▶ [Exercise aim]: Give back each entry exactly as written, apart from the pictures.

[Records contained in a dataset]
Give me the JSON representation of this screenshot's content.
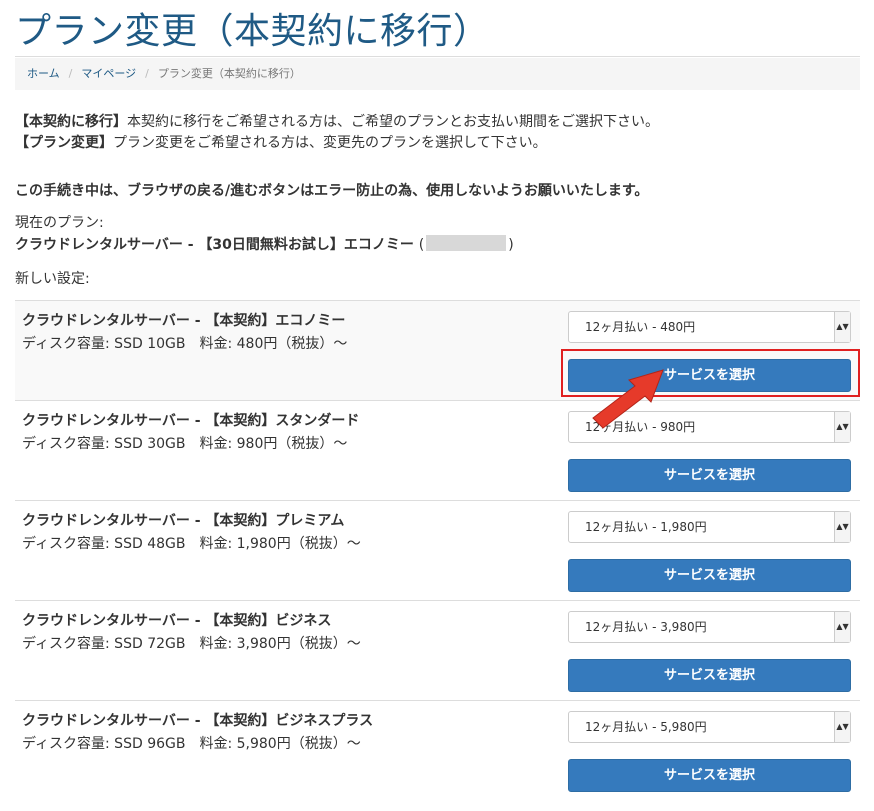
{
  "page": {
    "title": "プラン変更（本契約に移行）"
  },
  "breadcrumb": {
    "home": "ホーム",
    "mypage": "マイページ",
    "current": "プラン変更（本契約に移行）",
    "separator": "/"
  },
  "intro": {
    "line1_label": "【本契約に移行】",
    "line1_text": "本契約に移行をご希望される方は、ご希望のプランとお支払い期間をご選択下さい。",
    "line2_label": "【プラン変更】",
    "line2_text": "プラン変更をご希望される方は、変更先のプランを選択して下さい。"
  },
  "warning": "この手続き中は、ブラウザの戻る/進むボタンはエラー防止の為、使用しないようお願いいたします。",
  "current_plan": {
    "label": "現在のプラン:",
    "name": "クラウドレンタルサーバー - 【30日間無料お試し】エコノミー",
    "paren_open": "(",
    "paren_close": ")"
  },
  "new_settings_label": "新しい設定:",
  "select_arrow_icon": "▲▼",
  "plans": [
    {
      "name": "クラウドレンタルサーバー - 【本契約】エコノミー",
      "spec": "ディスク容量: SSD 10GB　料金: 480円（税抜）〜",
      "period": "12ヶ月払い - 480円",
      "button": "サービスを選択"
    },
    {
      "name": "クラウドレンタルサーバー - 【本契約】スタンダード",
      "spec": "ディスク容量: SSD 30GB　料金: 980円（税抜）〜",
      "period": "12ヶ月払い - 980円",
      "button": "サービスを選択"
    },
    {
      "name": "クラウドレンタルサーバー - 【本契約】プレミアム",
      "spec": "ディスク容量: SSD 48GB　料金: 1,980円（税抜）〜",
      "period": "12ヶ月払い - 1,980円",
      "button": "サービスを選択"
    },
    {
      "name": "クラウドレンタルサーバー - 【本契約】ビジネス",
      "spec": "ディスク容量: SSD 72GB　料金: 3,980円（税抜）〜",
      "period": "12ヶ月払い - 3,980円",
      "button": "サービスを選択"
    },
    {
      "name": "クラウドレンタルサーバー - 【本契約】ビジネスプラス",
      "spec": "ディスク容量: SSD 96GB　料金: 5,980円（税抜）〜",
      "period": "12ヶ月払い - 5,980円",
      "button": "サービスを選択"
    }
  ],
  "annotation": {
    "highlight_color": "#e02020",
    "arrow_color": "#e63a2a"
  },
  "colors": {
    "title": "#1f5a85",
    "button": "#357abd"
  }
}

▶ [Answer box]:
Give me the JSON representation of this screenshot's content.
{
  "page": {
    "title": "プラン変更（本契約に移行）"
  },
  "breadcrumb": {
    "home": "ホーム",
    "mypage": "マイページ",
    "current": "プラン変更（本契約に移行）",
    "separator": "/"
  },
  "intro": {
    "line1_label": "【本契約に移行】",
    "line1_text": "本契約に移行をご希望される方は、ご希望のプランとお支払い期間をご選択下さい。",
    "line2_label": "【プラン変更】",
    "line2_text": "プラン変更をご希望される方は、変更先のプランを選択して下さい。"
  },
  "warning": "この手続き中は、ブラウザの戻る/進むボタンはエラー防止の為、使用しないようお願いいたします。",
  "current_plan": {
    "label": "現在のプラン:",
    "name": "クラウドレンタルサーバー - 【30日間無料お試し】エコノミー",
    "paren_open": "(",
    "paren_close": ")"
  },
  "new_settings_label": "新しい設定:",
  "select_arrow_icon": "▲▼",
  "plans": [
    {
      "name": "クラウドレンタルサーバー - 【本契約】エコノミー",
      "spec": "ディスク容量: SSD 10GB　料金: 480円（税抜）〜",
      "period": "12ヶ月払い - 480円",
      "button": "サービスを選択"
    },
    {
      "name": "クラウドレンタルサーバー - 【本契約】スタンダード",
      "spec": "ディスク容量: SSD 30GB　料金: 980円（税抜）〜",
      "period": "12ヶ月払い - 980円",
      "button": "サービスを選択"
    },
    {
      "name": "クラウドレンタルサーバー - 【本契約】プレミアム",
      "spec": "ディスク容量: SSD 48GB　料金: 1,980円（税抜）〜",
      "period": "12ヶ月払い - 1,980円",
      "button": "サービスを選択"
    },
    {
      "name": "クラウドレンタルサーバー - 【本契約】ビジネス",
      "spec": "ディスク容量: SSD 72GB　料金: 3,980円（税抜）〜",
      "period": "12ヶ月払い - 3,980円",
      "button": "サービスを選択"
    },
    {
      "name": "クラウドレンタルサーバー - 【本契約】ビジネスプラス",
      "spec": "ディスク容量: SSD 96GB　料金: 5,980円（税抜）〜",
      "period": "12ヶ月払い - 5,980円",
      "button": "サービスを選択"
    }
  ],
  "annotation": {
    "highlight_color": "#e02020",
    "arrow_color": "#e63a2a"
  },
  "colors": {
    "title": "#1f5a85",
    "button": "#357abd"
  }
}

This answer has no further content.